    In case anyone is still reading this comment (what strange sort of punishment you self administer!), here’s an example. Suppose this year there is a 9th grade student who completes Geometry (the 2nd course in our A1, Geo, A2 “high school” sequence). He will move “over and down” into Math 2 (the second course in our integrated high school sequence). There will be some content overlap, and even a few small gaps, but this seems like the least evil of all roads in an all-at-once transition.

    (Time for an ice cream break, so I’ll stop here and wrap up my comment in a second reply.)
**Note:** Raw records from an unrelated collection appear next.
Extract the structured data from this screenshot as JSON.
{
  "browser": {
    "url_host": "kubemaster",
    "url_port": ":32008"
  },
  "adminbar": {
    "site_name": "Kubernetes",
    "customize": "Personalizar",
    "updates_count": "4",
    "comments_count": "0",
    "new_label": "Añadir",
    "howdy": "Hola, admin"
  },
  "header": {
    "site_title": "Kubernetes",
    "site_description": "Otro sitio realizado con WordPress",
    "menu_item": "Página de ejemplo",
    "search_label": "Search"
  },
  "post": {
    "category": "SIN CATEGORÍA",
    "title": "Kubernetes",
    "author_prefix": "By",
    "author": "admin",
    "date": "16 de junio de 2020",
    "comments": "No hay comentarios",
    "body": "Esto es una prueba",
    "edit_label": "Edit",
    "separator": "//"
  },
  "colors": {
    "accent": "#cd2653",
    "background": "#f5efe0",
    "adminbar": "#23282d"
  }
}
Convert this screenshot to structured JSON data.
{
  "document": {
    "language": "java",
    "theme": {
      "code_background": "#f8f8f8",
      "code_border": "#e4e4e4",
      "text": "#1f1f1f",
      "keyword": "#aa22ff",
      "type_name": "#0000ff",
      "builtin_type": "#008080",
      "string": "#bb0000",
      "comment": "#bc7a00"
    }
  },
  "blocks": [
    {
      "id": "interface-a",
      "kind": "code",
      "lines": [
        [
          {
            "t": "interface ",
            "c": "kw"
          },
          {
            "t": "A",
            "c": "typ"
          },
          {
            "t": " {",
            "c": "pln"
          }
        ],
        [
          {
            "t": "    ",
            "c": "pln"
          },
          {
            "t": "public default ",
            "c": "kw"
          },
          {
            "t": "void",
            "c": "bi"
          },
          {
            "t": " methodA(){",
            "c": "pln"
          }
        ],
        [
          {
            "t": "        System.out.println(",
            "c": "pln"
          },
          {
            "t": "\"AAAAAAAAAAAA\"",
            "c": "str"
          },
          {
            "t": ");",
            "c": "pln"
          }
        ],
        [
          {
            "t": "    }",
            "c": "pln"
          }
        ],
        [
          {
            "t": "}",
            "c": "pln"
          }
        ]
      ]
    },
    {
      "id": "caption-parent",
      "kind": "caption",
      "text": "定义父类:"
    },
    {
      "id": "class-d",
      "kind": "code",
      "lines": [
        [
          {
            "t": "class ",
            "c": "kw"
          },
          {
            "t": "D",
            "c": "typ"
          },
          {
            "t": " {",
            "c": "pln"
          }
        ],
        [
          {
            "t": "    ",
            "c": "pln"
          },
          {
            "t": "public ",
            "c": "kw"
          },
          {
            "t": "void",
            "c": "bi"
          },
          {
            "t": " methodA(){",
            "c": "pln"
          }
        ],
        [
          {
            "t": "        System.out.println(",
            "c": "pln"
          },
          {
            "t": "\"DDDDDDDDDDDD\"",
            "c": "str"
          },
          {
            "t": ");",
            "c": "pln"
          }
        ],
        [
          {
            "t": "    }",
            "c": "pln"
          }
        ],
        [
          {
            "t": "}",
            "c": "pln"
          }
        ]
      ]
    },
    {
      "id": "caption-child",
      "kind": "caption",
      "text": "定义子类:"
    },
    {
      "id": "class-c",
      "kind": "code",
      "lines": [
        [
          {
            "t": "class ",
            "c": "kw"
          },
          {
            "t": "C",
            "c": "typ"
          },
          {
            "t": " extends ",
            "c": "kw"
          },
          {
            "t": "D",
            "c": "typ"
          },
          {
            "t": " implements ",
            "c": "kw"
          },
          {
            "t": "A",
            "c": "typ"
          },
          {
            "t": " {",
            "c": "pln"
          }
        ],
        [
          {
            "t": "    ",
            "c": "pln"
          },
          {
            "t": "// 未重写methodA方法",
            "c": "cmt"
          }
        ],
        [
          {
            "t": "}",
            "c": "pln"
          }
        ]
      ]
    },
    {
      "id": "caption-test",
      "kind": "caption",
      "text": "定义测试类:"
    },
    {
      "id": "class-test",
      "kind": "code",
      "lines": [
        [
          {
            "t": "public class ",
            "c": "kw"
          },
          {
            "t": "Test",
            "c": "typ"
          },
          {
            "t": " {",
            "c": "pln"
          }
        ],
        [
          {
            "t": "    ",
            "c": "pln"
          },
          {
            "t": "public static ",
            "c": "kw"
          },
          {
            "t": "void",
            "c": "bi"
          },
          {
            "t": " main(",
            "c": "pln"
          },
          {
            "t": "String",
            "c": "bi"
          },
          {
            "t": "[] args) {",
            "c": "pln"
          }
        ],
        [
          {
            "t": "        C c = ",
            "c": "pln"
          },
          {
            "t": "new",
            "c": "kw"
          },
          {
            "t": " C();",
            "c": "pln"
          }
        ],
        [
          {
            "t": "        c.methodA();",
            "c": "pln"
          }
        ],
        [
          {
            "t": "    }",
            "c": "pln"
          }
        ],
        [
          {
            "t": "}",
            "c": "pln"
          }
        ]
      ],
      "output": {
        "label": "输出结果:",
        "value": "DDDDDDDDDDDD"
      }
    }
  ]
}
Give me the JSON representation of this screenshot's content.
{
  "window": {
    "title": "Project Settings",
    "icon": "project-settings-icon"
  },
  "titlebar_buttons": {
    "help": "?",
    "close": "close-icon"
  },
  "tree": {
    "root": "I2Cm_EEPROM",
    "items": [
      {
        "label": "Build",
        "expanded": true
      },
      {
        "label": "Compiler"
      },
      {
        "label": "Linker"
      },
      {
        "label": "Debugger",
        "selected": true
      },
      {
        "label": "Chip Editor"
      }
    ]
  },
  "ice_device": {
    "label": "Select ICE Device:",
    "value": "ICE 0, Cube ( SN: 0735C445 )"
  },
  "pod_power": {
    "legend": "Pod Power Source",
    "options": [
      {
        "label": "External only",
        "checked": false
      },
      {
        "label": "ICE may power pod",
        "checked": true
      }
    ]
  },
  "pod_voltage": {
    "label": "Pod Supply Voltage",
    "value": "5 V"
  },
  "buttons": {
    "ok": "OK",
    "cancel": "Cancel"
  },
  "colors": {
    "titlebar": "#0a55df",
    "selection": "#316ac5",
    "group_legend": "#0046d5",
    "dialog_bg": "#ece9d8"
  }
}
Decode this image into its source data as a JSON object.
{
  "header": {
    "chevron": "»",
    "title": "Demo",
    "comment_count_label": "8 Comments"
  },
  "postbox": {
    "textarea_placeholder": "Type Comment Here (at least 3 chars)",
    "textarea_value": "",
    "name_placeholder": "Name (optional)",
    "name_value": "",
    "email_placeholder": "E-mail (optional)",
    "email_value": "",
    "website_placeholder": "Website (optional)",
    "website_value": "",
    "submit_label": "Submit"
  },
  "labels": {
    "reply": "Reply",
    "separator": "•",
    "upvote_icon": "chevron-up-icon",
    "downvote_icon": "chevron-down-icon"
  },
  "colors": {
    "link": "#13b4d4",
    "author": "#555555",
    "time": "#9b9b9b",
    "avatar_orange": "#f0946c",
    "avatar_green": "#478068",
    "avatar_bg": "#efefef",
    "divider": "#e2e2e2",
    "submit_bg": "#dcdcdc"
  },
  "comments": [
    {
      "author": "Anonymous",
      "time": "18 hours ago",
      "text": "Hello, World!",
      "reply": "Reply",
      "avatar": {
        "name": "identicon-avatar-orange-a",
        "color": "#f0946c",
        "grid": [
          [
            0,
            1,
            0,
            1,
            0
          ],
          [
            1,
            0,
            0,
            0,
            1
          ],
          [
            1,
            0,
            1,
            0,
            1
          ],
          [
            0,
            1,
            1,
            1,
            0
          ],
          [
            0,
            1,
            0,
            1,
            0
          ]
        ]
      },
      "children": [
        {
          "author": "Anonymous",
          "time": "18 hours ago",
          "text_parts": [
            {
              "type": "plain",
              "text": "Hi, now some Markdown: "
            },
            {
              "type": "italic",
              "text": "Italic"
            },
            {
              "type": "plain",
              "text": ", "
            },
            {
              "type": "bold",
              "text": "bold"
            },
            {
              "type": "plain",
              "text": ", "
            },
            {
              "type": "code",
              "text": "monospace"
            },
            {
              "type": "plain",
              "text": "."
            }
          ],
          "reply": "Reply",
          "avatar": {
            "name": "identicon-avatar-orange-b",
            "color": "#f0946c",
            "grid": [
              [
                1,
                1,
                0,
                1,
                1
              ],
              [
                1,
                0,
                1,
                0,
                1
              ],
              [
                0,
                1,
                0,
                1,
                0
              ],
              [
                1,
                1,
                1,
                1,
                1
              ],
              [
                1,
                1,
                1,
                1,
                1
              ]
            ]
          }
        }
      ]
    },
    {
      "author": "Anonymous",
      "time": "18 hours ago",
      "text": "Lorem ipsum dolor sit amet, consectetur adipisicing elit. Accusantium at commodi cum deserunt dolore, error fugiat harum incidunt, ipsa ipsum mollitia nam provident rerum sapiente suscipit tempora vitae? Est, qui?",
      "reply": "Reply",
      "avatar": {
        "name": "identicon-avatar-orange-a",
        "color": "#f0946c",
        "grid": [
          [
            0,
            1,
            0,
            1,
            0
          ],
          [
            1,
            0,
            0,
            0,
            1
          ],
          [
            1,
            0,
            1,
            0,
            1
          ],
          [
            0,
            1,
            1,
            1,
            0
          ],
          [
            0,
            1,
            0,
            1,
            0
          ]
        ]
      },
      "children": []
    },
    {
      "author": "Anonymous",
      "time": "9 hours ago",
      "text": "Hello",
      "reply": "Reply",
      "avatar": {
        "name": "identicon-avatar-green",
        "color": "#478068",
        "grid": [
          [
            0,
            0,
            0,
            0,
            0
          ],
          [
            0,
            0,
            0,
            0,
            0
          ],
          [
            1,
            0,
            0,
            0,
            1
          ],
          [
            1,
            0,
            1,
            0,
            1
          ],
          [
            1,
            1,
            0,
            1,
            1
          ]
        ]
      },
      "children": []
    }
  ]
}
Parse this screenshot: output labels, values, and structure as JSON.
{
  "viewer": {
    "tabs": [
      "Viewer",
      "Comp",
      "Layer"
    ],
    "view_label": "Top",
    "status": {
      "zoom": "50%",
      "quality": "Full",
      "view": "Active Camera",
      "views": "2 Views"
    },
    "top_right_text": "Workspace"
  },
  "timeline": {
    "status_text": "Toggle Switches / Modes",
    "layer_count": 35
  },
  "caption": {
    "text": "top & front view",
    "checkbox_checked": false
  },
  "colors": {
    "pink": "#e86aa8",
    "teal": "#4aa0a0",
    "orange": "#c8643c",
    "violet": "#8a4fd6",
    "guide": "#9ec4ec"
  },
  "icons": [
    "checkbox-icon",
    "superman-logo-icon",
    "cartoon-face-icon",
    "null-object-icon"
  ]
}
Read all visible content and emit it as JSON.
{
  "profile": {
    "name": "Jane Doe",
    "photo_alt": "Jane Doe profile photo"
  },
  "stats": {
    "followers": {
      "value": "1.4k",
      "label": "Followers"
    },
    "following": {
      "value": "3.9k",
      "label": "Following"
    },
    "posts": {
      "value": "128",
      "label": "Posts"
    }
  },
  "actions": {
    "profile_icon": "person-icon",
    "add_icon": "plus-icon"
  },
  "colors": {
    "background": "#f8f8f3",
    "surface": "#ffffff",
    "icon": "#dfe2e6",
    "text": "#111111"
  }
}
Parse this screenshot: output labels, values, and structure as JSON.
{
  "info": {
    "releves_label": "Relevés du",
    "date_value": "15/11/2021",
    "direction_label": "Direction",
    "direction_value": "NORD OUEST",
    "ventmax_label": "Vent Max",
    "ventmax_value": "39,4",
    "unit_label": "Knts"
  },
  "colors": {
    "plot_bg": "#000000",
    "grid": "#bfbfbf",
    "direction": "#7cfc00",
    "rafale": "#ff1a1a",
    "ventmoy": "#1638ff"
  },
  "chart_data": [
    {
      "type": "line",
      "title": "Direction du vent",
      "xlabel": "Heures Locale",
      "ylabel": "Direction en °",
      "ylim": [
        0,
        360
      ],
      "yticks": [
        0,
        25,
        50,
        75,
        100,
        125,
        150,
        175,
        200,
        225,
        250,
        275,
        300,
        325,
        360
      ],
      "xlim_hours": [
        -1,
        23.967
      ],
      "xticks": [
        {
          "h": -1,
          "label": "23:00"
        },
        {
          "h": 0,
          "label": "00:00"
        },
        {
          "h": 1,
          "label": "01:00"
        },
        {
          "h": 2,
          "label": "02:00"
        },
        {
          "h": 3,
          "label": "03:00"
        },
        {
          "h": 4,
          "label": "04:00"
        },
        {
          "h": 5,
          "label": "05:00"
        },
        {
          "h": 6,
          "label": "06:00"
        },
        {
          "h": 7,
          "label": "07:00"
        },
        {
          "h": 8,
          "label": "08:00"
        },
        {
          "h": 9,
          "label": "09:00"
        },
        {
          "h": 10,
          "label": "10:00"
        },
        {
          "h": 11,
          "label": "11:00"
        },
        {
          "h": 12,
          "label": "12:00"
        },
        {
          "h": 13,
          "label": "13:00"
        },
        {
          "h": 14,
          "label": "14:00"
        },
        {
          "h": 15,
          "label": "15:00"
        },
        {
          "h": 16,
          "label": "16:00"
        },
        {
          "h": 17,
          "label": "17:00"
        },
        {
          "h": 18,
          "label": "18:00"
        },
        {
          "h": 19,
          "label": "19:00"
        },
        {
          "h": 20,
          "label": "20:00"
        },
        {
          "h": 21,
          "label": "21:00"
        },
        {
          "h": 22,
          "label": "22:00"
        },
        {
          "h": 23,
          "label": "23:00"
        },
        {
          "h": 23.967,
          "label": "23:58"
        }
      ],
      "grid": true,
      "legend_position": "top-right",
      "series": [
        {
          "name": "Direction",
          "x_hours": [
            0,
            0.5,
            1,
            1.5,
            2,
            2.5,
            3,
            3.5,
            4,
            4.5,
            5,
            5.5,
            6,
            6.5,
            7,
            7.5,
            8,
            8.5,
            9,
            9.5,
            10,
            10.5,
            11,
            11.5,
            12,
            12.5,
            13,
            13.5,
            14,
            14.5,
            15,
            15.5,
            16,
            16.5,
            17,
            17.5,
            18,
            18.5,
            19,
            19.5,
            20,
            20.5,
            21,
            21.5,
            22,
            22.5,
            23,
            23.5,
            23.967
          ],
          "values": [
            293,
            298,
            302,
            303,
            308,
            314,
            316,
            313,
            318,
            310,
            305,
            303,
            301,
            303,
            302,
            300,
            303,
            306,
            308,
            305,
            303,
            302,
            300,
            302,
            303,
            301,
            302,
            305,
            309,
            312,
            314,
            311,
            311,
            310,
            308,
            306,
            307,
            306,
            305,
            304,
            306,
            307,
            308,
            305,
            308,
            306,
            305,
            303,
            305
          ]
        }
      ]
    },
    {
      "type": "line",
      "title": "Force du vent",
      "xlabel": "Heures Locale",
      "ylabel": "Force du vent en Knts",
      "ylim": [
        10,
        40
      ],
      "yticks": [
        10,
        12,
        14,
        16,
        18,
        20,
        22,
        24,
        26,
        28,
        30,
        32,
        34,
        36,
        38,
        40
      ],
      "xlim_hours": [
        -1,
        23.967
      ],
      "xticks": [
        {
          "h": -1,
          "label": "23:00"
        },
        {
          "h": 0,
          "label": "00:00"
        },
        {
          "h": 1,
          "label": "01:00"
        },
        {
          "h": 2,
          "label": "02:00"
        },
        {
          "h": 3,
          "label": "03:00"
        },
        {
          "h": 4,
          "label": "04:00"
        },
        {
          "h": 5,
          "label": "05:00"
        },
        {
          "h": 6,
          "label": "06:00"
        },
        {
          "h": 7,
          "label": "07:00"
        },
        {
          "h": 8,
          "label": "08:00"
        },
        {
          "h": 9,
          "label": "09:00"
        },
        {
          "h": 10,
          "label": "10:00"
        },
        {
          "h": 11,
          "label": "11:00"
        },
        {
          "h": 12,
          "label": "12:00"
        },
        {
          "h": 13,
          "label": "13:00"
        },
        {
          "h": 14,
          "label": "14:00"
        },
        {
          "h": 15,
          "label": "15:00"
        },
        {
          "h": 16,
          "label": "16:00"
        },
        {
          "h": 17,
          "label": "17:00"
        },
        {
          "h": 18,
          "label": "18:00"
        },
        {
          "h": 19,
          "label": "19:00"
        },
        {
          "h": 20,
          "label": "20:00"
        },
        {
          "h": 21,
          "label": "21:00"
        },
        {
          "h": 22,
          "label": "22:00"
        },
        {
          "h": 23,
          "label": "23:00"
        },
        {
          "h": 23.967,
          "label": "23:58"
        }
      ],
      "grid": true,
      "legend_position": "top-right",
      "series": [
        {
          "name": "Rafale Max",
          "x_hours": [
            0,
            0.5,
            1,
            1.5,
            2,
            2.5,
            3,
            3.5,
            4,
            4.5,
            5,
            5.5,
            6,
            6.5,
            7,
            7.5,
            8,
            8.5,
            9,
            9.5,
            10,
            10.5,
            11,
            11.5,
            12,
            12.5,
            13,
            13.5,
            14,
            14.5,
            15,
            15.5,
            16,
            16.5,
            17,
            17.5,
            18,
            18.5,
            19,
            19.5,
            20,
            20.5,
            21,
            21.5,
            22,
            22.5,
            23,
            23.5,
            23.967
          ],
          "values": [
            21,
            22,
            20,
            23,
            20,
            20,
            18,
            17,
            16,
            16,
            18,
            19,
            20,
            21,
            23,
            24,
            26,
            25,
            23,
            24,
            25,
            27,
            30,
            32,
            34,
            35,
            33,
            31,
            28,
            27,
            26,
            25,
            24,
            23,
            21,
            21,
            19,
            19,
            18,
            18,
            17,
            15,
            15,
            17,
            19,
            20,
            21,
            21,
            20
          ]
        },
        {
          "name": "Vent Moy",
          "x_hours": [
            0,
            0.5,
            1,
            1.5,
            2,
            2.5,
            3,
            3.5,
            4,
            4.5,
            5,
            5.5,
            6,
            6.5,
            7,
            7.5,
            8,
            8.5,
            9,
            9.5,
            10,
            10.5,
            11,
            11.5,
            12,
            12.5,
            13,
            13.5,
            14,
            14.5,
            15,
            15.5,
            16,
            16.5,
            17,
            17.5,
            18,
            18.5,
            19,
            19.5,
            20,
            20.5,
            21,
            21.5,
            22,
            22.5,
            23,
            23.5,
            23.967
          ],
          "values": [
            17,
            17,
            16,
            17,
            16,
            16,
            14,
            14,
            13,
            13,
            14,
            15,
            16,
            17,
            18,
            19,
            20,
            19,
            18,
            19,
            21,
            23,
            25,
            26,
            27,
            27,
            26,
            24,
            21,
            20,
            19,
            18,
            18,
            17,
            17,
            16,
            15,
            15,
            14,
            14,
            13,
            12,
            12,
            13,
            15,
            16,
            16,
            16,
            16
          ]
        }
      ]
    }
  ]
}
  3. 3. We are a K-12 school. The most common “starting points” (where students enter the school) are at Kindergarten, 7th grade, and 9th grade. However, we have quite a few students enroll at every other grade level, especially in grades 7-12. There will always be the question of what to do with students entering our integrated sequence after making some progress in a traditional course sequence, but every district I’ve spoken to in the surrounding area (including the two largest districts) have decided to go with an integrated approach. (Actually, one of the larger districts was still weighing their options last time I checked, but seemed to be leaning toward integrated. Therefore, it would probably be more difficult for us to remain traditional, even fi I thought that was the best approach (which I do not).

    4. The range of math interest and ability at our school is fairly wide, so I’m fearful of killing the honors distinction because I want to preserve an opportunity for some students to challenge themselves more than others. I’m just not entirely clear on how to make this happen. I expect I’ll learn a lot this year through reading, discussing, and reflecting.

    5. I signed up for Jo Boaler’s course, but haven’t made much progress yet. I anticipate I’ll start that again soon. I know next to nothing about Dweck, but I’m excited to learn.

    Thanks again for the comment!

    (And congrats on starting up your own blog: http://mrdardy.wordpress.com/)

  4. I’m currently teaching in a school that has adopted the Integrated Math approach. This is my third year teaching and it’s been a huge shift in mind-set for me (since I learned in an Alg/Geo/Alg2 school), but I really like what it emphasizes and where it focuses a lot of its time.

    If you’re interested in comparing notes, I would love to send you some of the “standards” (individual topics) I’ve created for my units (which I’m in the middle of tying to the CCSS right now) and see what you decide to go with in each of them as well.

  5. Joey,

    Originally, my experience was the reverse of yours. I went through an integrated sequence in JH/HS, and now teach (at least for one more year) in a traditional sequence. The shift in mind set didn’t seem very big in this direction, probably because I tutored a lot of students during HS and college who were taking a traditional sequence. (My HS moved away from the integrated sequence almost immediately after I finished it.) I’m also thinking it might be easier to sever connections than it is to weave them together into a coherent whole.

    I would love to compare notes. Send whatever you want to mjfenton at gmail dot com.

Leave a Reply

Fill in your details below or click an icon to log in:

WordPress.com Logo

You are commenting using your WordPress.com account. Log Out / Change )

Twitter picture

You are commenting using your Twitter account. Log Out / Change )

Facebook photo

You are commenting using your Facebook account. Log Out / Change )

Google+ photo

You are commenting using your Google+ account. Log Out / Change )

Connecting to %s